TASK: The lines to be copied are those below that contain "title".

Dataset rows describing interfaces
# # # #

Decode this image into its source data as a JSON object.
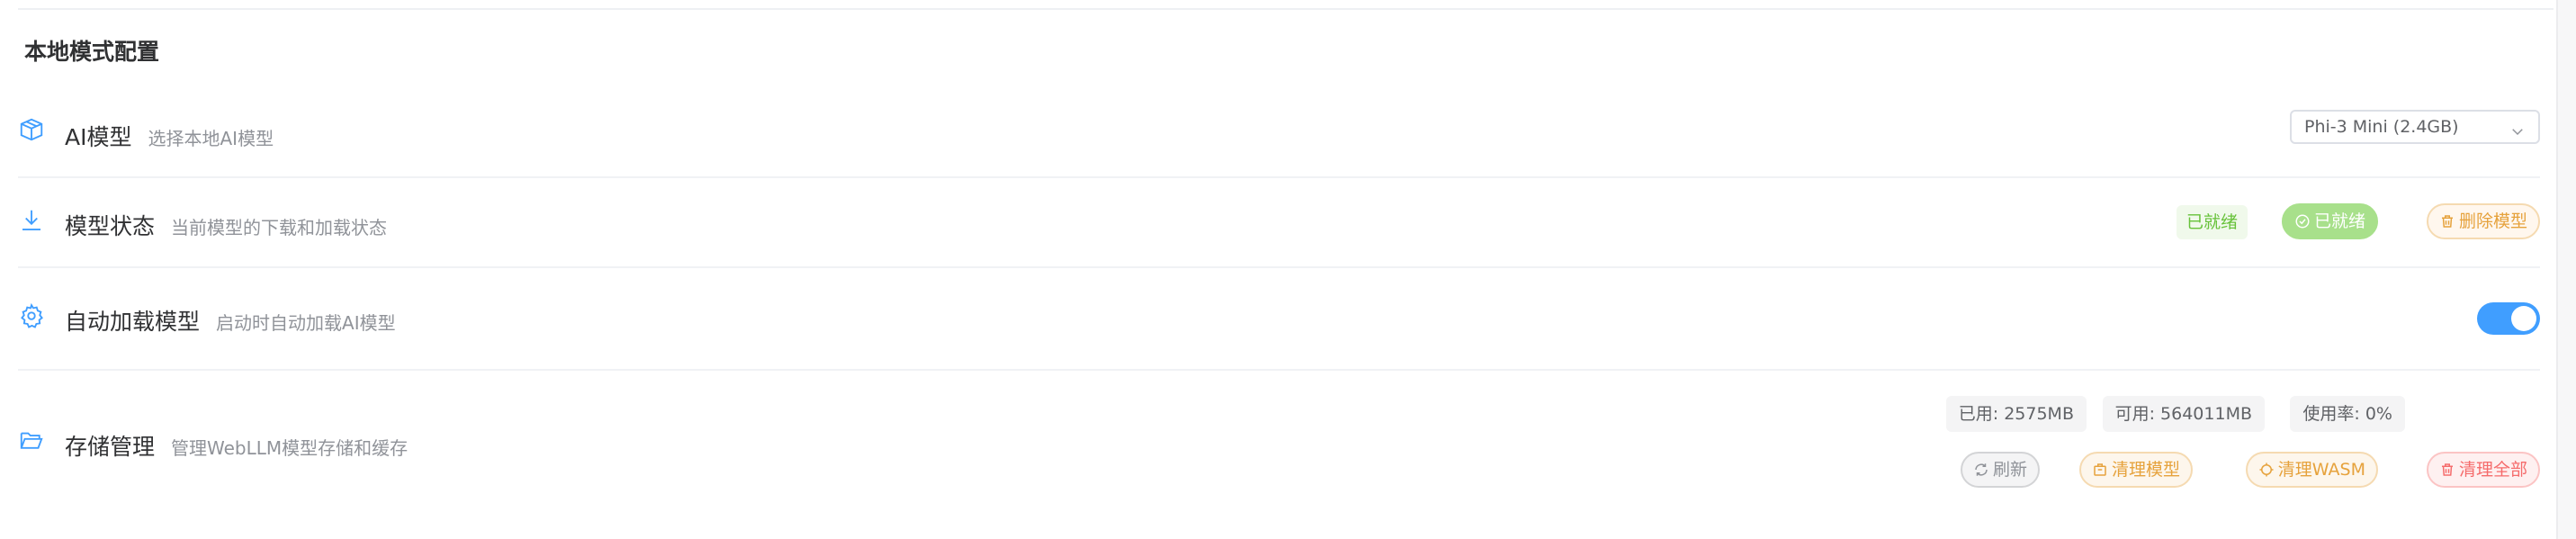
{
  "section": {
    "title": "本地模式配置"
  },
  "colors": {
    "primary": "#409eff",
    "success": "#67c23a",
    "warning": "#e6a23c",
    "danger": "#f56c6c",
    "info": "#909399"
  },
  "rows": [
    {
      "icon": "box-icon",
      "title": "AI模型",
      "description": "选择本地AI模型",
      "control": {
        "type": "select",
        "value": "Phi-3 Mini (2.4GB)"
      }
    },
    {
      "icon": "download-icon",
      "title": "模型状态",
      "description": "当前模型的下载和加载状态",
      "status_tag": "已就绪",
      "ready_button": "已就绪",
      "delete_button": "删除模型"
    },
    {
      "icon": "gear-icon",
      "title": "自动加载模型",
      "description": "启动时自动加载AI模型",
      "toggle_on": true
    },
    {
      "icon": "folder-open-icon",
      "title": "存储管理",
      "description": "管理WebLLM模型存储和缓存",
      "stats": {
        "used": "已用: 2575MB",
        "available": "可用: 564011MB",
        "usage": "使用率: 0%"
      },
      "buttons": {
        "refresh": "刷新",
        "clear_models": "清理模型",
        "clear_wasm": "清理WASM",
        "clear_all": "清理全部"
      }
    }
  ]
}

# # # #

SOLUTION TO THE PROBLEM:
    "title": "本地模式配置"
      "title": "AI模型",
      "title": "模型状态",
      "title": "自动加载模型",
      "title": "存储管理",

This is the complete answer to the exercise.